### [Problem details]
Please tell how many of the lines below contain "JSON", using only a number.

Entries from a dataset of interfaces
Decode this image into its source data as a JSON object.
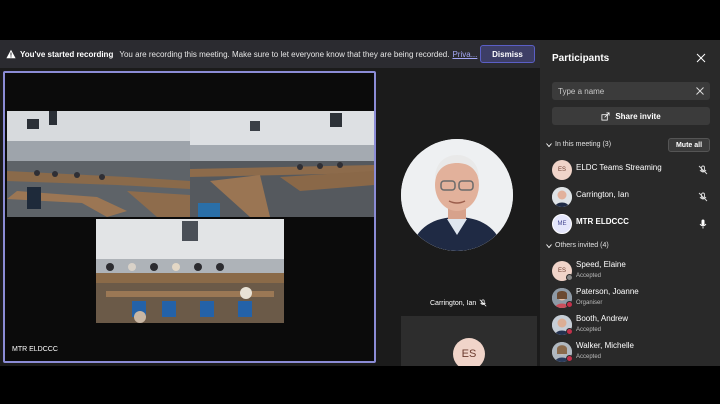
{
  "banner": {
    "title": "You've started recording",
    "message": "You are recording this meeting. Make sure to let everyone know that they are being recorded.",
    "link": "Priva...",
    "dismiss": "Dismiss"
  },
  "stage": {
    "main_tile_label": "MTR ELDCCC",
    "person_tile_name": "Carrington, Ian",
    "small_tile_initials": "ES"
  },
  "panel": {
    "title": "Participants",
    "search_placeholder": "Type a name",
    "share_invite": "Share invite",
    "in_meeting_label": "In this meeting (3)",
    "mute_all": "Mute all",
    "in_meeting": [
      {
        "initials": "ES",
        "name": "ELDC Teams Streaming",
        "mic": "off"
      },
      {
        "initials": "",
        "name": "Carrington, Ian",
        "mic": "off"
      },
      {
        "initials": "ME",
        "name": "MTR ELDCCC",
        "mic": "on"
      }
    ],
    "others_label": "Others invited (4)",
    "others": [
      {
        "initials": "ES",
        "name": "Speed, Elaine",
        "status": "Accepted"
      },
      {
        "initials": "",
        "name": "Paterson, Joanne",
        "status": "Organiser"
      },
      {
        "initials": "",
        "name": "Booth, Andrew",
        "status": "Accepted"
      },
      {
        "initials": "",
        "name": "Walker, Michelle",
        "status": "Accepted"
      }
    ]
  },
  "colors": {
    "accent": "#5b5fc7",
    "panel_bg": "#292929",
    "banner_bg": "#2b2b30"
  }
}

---

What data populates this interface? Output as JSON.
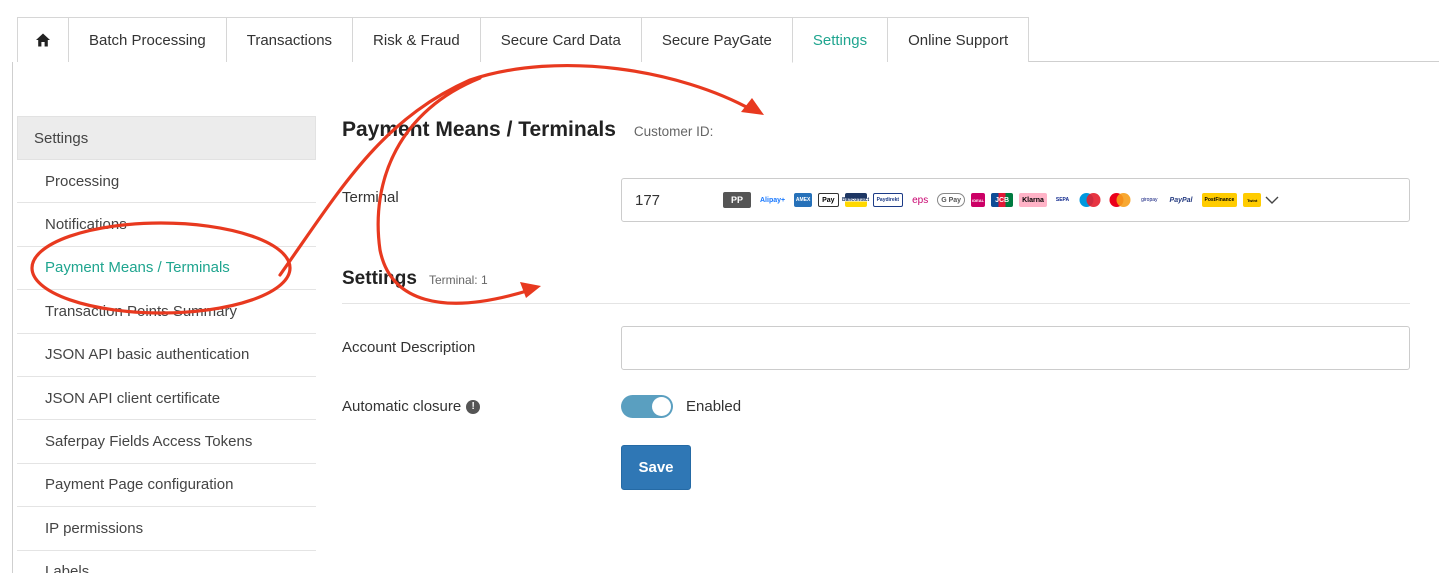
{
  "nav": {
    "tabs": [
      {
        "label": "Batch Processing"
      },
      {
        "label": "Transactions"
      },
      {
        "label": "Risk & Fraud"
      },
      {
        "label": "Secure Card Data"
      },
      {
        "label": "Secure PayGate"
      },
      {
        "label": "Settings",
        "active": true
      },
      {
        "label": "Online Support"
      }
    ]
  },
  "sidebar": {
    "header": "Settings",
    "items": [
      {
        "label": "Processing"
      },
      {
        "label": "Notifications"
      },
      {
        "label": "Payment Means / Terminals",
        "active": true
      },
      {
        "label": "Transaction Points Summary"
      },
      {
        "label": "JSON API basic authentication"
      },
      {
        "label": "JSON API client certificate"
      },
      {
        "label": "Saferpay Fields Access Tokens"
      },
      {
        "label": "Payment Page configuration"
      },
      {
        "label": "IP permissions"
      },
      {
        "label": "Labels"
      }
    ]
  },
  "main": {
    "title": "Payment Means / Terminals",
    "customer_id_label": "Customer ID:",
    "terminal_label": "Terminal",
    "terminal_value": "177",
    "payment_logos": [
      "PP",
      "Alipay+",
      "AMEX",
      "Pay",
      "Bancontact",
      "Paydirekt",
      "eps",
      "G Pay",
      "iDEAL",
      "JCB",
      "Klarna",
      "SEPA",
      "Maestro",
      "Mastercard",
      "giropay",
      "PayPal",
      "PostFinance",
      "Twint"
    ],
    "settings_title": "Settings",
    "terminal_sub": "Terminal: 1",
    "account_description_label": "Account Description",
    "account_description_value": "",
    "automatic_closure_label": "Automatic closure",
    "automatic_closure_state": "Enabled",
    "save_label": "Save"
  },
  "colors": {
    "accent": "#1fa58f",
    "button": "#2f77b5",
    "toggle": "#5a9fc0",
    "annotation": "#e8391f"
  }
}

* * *

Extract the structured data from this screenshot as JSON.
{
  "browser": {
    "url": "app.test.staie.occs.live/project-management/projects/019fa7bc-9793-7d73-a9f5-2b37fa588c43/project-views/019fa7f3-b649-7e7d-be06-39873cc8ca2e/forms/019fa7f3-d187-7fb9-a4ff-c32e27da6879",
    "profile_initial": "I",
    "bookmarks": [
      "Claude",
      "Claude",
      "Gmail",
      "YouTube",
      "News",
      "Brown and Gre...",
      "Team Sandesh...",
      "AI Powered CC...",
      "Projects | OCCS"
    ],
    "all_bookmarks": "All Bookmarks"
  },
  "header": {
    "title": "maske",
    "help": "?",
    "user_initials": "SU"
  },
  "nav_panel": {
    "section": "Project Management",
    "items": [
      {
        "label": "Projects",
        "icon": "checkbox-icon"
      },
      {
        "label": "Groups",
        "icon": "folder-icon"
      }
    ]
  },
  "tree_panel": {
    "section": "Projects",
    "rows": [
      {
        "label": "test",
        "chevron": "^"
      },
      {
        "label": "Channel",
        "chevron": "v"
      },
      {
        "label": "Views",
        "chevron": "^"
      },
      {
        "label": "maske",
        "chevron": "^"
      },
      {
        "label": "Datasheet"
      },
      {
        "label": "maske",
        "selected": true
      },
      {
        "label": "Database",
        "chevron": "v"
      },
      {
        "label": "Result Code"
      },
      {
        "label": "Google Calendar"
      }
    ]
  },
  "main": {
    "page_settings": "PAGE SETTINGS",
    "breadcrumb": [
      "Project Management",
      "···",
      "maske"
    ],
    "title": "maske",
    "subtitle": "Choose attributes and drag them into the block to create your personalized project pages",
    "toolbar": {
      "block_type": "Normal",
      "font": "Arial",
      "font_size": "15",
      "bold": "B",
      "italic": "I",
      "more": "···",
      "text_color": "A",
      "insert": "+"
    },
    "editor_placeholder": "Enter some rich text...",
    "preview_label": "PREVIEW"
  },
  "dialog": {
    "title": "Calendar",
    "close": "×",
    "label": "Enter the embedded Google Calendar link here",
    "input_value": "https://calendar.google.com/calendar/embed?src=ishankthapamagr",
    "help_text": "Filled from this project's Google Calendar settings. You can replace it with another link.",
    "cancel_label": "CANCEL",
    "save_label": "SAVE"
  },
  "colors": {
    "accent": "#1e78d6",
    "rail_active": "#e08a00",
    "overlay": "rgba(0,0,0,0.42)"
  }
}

### [Result for this task]
5